In full and word for word, copy the listing; no pictures belong in the copy.

»»

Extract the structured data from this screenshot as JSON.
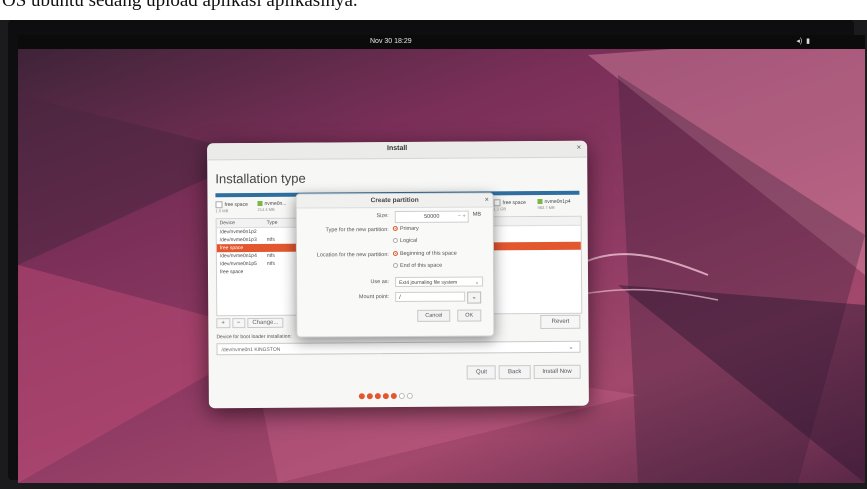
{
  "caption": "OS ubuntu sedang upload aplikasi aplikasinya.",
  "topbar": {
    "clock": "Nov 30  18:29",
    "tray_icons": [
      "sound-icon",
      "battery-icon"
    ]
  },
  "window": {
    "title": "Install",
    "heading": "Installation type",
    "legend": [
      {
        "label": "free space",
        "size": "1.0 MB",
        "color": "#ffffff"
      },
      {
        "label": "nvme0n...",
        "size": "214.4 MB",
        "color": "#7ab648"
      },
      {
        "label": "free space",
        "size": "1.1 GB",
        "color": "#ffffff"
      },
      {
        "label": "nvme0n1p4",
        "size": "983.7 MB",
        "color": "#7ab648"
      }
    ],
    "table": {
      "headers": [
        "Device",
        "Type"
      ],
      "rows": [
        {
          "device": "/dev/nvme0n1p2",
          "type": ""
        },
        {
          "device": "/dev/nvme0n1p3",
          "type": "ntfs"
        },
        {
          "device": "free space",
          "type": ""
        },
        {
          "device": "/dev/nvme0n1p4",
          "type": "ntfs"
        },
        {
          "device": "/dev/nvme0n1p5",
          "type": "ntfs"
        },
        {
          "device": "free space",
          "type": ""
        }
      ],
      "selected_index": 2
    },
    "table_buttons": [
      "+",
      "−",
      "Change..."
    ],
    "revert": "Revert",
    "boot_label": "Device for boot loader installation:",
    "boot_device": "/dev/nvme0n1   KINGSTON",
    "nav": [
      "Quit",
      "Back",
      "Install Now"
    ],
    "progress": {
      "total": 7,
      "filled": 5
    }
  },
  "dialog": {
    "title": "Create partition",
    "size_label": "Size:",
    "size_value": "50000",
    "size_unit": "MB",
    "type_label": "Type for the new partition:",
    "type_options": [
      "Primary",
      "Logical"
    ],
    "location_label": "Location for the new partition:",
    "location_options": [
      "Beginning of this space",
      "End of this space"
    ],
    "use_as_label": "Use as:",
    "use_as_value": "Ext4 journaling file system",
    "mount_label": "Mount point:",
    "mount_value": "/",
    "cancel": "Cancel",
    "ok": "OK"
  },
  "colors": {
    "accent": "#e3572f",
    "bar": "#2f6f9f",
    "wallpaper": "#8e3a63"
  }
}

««

> **Answer to this problem**
Extract the structured data from this screenshot as JSON.
{
  "caption": "OS ubuntu sedang upload aplikasi aplikasinya.",
  "topbar": {
    "clock": "Nov 30  18:29",
    "tray_icons": [
      "sound-icon",
      "battery-icon"
    ]
  },
  "window": {
    "title": "Install",
    "heading": "Installation type",
    "legend": [
      {
        "label": "free space",
        "size": "1.0 MB",
        "color": "#ffffff"
      },
      {
        "label": "nvme0n...",
        "size": "214.4 MB",
        "color": "#7ab648"
      },
      {
        "label": "free space",
        "size": "1.1 GB",
        "color": "#ffffff"
      },
      {
        "label": "nvme0n1p4",
        "size": "983.7 MB",
        "color": "#7ab648"
      }
    ],
    "table": {
      "headers": [
        "Device",
        "Type"
      ],
      "rows": [
        {
          "device": "/dev/nvme0n1p2",
          "type": ""
        },
        {
          "device": "/dev/nvme0n1p3",
          "type": "ntfs"
        },
        {
          "device": "free space",
          "type": ""
        },
        {
          "device": "/dev/nvme0n1p4",
          "type": "ntfs"
        },
        {
          "device": "/dev/nvme0n1p5",
          "type": "ntfs"
        },
        {
          "device": "free space",
          "type": ""
        }
      ],
      "selected_index": 2
    },
    "table_buttons": [
      "+",
      "−",
      "Change..."
    ],
    "revert": "Revert",
    "boot_label": "Device for boot loader installation:",
    "boot_device": "/dev/nvme0n1   KINGSTON",
    "nav": [
      "Quit",
      "Back",
      "Install Now"
    ],
    "progress": {
      "total": 7,
      "filled": 5
    }
  },
  "dialog": {
    "title": "Create partition",
    "size_label": "Size:",
    "size_value": "50000",
    "size_unit": "MB",
    "type_label": "Type for the new partition:",
    "type_options": [
      "Primary",
      "Logical"
    ],
    "location_label": "Location for the new partition:",
    "location_options": [
      "Beginning of this space",
      "End of this space"
    ],
    "use_as_label": "Use as:",
    "use_as_value": "Ext4 journaling file system",
    "mount_label": "Mount point:",
    "mount_value": "/",
    "cancel": "Cancel",
    "ok": "OK"
  },
  "colors": {
    "accent": "#e3572f",
    "bar": "#2f6f9f",
    "wallpaper": "#8e3a63"
  }
}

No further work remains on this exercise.